Input for this task Block Start
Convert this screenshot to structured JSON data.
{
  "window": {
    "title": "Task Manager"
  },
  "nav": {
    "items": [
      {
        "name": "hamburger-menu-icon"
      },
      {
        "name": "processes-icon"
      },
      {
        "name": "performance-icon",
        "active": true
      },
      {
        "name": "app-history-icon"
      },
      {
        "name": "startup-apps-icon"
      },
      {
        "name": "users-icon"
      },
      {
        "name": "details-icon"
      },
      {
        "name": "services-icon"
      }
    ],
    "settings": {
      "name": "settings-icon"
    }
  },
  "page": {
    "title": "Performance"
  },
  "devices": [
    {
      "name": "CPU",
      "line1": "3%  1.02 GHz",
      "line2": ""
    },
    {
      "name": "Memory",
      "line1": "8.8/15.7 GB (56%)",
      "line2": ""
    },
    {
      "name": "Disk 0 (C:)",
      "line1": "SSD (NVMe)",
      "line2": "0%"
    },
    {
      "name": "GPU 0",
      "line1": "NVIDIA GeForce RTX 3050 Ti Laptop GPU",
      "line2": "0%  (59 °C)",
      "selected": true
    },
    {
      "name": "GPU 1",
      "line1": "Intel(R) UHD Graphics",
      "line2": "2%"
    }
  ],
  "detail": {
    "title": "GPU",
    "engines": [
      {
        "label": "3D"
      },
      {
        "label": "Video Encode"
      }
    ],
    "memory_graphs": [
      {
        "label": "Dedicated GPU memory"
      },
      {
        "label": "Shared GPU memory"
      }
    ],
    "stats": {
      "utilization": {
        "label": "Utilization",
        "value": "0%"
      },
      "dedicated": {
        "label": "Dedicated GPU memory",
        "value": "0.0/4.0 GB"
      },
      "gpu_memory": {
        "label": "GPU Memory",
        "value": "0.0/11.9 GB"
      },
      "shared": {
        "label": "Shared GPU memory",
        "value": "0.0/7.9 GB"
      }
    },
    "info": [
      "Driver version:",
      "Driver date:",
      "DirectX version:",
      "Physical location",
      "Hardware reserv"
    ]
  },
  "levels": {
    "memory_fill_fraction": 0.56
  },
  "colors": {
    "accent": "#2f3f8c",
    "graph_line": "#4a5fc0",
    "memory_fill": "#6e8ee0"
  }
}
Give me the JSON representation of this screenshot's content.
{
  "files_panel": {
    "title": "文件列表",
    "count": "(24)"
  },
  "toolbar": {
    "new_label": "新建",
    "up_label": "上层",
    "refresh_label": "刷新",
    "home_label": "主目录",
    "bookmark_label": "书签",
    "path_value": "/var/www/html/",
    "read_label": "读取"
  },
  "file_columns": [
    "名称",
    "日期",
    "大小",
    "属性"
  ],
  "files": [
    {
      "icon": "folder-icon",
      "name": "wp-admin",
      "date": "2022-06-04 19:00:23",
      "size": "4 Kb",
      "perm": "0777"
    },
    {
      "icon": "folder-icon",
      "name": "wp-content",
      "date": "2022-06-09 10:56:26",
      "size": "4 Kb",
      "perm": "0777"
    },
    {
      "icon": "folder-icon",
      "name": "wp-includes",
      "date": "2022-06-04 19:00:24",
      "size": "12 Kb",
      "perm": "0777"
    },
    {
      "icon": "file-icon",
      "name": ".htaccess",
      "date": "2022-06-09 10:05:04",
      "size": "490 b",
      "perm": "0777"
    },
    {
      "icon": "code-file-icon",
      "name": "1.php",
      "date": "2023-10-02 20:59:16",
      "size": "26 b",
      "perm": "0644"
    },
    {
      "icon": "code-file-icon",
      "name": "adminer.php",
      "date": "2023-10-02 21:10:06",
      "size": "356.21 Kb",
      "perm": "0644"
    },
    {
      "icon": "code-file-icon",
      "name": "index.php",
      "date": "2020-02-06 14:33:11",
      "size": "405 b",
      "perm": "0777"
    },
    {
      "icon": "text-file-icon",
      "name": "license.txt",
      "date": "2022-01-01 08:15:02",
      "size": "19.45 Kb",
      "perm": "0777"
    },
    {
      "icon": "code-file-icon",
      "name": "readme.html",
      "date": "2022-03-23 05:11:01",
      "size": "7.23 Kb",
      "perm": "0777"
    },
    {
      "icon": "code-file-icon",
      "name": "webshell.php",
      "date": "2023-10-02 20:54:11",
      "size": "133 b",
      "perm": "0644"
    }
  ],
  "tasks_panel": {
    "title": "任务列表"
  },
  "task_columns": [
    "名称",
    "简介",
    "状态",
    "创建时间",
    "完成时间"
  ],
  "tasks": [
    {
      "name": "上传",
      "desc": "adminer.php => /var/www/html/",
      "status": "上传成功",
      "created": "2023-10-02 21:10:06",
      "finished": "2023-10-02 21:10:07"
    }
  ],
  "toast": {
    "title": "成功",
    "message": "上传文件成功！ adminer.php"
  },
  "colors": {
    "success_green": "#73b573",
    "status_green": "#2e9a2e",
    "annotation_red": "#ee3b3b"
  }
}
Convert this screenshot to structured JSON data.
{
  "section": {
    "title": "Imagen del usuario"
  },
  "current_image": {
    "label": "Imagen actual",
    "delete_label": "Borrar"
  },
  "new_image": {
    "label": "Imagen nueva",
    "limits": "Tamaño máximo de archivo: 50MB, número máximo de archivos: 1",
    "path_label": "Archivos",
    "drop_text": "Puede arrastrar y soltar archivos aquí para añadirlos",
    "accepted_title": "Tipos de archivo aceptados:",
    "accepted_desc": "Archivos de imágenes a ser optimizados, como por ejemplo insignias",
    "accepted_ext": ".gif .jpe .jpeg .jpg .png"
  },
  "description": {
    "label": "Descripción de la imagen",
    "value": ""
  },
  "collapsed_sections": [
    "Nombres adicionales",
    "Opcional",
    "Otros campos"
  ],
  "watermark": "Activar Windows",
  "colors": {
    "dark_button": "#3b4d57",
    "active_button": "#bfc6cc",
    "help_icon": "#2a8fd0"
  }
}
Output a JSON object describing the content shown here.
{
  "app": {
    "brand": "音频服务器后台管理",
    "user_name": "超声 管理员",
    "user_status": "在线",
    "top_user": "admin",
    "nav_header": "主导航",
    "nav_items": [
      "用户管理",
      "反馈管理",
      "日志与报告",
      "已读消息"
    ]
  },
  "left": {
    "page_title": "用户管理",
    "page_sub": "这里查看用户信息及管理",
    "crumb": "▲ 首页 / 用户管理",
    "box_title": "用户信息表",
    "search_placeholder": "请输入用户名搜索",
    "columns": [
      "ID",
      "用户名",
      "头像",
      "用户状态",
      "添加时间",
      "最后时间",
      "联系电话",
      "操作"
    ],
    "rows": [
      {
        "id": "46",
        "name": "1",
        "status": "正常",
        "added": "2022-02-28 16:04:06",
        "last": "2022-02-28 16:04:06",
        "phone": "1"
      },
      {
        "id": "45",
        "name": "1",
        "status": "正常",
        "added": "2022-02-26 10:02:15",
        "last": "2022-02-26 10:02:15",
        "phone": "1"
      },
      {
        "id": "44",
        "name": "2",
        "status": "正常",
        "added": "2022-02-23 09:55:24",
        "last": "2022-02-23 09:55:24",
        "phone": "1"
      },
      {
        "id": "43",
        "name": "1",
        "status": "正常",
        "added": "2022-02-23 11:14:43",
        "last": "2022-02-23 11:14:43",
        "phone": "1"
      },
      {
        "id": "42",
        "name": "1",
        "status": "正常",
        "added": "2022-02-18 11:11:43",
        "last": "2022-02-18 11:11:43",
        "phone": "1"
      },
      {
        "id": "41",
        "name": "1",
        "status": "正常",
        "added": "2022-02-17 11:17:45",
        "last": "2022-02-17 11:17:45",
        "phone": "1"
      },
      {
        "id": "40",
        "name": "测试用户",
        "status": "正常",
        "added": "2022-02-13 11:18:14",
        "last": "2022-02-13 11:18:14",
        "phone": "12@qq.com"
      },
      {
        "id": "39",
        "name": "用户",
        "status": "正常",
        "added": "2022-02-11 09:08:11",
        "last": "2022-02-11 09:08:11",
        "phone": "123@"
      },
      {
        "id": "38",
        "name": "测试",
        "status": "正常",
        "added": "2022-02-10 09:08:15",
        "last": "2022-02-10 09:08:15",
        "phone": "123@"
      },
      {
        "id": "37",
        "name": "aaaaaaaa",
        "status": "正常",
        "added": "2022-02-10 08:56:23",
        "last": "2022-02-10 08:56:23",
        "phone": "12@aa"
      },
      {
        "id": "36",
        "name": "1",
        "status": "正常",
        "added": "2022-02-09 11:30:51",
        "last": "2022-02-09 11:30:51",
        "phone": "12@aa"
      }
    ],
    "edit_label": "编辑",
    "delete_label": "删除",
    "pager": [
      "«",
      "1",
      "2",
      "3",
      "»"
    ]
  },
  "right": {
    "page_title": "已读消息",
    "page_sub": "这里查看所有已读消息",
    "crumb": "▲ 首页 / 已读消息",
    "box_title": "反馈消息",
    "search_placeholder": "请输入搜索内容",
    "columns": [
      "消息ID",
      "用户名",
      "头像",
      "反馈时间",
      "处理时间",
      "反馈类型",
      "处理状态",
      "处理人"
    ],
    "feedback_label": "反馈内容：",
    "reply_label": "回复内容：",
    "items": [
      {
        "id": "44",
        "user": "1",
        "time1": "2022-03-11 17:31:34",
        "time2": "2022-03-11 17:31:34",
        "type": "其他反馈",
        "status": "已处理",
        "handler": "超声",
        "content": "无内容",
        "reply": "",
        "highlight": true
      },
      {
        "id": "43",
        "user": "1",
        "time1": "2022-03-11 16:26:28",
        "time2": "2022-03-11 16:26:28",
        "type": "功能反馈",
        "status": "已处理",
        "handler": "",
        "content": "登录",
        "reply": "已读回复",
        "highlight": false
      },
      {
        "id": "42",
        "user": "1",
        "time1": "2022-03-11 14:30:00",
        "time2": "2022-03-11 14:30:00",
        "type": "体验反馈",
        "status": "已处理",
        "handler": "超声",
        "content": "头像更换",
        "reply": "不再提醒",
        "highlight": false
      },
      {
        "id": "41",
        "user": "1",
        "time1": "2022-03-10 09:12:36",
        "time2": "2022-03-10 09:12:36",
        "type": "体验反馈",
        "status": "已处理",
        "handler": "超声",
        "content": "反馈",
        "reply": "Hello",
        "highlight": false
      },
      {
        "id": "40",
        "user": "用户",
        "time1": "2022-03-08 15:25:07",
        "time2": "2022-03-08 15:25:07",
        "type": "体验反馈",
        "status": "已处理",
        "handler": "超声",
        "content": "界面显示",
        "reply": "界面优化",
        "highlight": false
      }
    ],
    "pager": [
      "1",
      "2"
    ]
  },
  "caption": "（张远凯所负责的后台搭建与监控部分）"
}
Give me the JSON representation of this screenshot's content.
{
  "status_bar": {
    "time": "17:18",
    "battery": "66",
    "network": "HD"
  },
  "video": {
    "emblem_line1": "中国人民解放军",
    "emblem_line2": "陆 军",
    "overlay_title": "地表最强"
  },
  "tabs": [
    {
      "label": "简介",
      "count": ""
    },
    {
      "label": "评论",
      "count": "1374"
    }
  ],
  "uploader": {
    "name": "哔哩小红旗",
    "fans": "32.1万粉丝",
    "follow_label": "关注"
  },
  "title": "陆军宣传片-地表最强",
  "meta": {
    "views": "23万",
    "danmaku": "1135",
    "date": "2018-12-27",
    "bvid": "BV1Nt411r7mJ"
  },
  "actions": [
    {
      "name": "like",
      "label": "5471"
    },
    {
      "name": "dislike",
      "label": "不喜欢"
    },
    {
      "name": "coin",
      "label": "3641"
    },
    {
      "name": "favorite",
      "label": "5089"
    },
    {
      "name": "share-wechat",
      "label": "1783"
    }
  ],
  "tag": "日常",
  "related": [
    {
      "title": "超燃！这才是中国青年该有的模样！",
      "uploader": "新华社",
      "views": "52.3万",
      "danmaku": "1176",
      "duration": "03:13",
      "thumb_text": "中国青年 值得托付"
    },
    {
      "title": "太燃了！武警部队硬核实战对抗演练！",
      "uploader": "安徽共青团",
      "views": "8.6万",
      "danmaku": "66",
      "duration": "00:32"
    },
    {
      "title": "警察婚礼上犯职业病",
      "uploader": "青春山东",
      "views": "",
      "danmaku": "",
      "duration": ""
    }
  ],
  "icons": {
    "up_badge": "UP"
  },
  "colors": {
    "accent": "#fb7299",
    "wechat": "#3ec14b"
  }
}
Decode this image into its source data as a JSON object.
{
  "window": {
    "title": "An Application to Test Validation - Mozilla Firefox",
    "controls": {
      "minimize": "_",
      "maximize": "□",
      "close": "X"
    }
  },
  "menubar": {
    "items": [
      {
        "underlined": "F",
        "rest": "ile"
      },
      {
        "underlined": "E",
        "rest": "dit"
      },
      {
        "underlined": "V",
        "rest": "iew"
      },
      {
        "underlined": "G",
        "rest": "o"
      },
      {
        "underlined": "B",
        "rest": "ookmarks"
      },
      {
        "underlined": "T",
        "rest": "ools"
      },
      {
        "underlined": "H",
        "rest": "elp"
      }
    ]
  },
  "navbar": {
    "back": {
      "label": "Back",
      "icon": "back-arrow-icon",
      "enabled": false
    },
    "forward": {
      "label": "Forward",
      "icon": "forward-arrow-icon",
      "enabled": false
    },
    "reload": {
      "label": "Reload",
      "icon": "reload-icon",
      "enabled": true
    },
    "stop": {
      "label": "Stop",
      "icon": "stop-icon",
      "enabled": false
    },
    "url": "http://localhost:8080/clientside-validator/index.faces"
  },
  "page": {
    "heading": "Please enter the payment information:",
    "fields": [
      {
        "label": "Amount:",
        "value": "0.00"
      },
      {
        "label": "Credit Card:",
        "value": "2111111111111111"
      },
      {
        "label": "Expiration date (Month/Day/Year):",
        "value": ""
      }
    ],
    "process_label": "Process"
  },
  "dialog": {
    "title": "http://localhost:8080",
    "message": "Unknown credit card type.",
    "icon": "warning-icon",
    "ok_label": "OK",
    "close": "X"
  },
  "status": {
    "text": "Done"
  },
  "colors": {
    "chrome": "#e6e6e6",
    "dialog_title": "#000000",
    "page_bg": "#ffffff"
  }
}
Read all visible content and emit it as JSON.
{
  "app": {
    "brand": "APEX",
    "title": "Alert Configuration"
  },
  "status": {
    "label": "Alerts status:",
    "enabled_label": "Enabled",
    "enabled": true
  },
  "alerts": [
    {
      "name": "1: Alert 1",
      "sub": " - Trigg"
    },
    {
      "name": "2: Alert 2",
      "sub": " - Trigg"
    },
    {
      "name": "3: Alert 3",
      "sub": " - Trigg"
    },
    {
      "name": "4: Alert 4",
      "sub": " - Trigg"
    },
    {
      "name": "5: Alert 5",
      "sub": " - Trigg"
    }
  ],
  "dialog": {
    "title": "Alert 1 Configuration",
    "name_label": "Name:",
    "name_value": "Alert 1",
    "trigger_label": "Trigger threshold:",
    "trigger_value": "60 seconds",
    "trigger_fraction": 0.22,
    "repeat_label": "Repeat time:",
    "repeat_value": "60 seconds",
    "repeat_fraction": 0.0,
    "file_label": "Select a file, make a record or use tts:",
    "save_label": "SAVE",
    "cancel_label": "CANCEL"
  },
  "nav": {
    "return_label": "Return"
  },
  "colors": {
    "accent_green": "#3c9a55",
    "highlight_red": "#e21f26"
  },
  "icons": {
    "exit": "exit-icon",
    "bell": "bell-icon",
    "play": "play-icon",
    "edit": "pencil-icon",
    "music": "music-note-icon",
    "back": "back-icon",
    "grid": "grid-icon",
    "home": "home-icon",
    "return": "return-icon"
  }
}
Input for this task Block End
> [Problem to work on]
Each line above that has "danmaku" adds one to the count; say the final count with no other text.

> [Exercise result]
4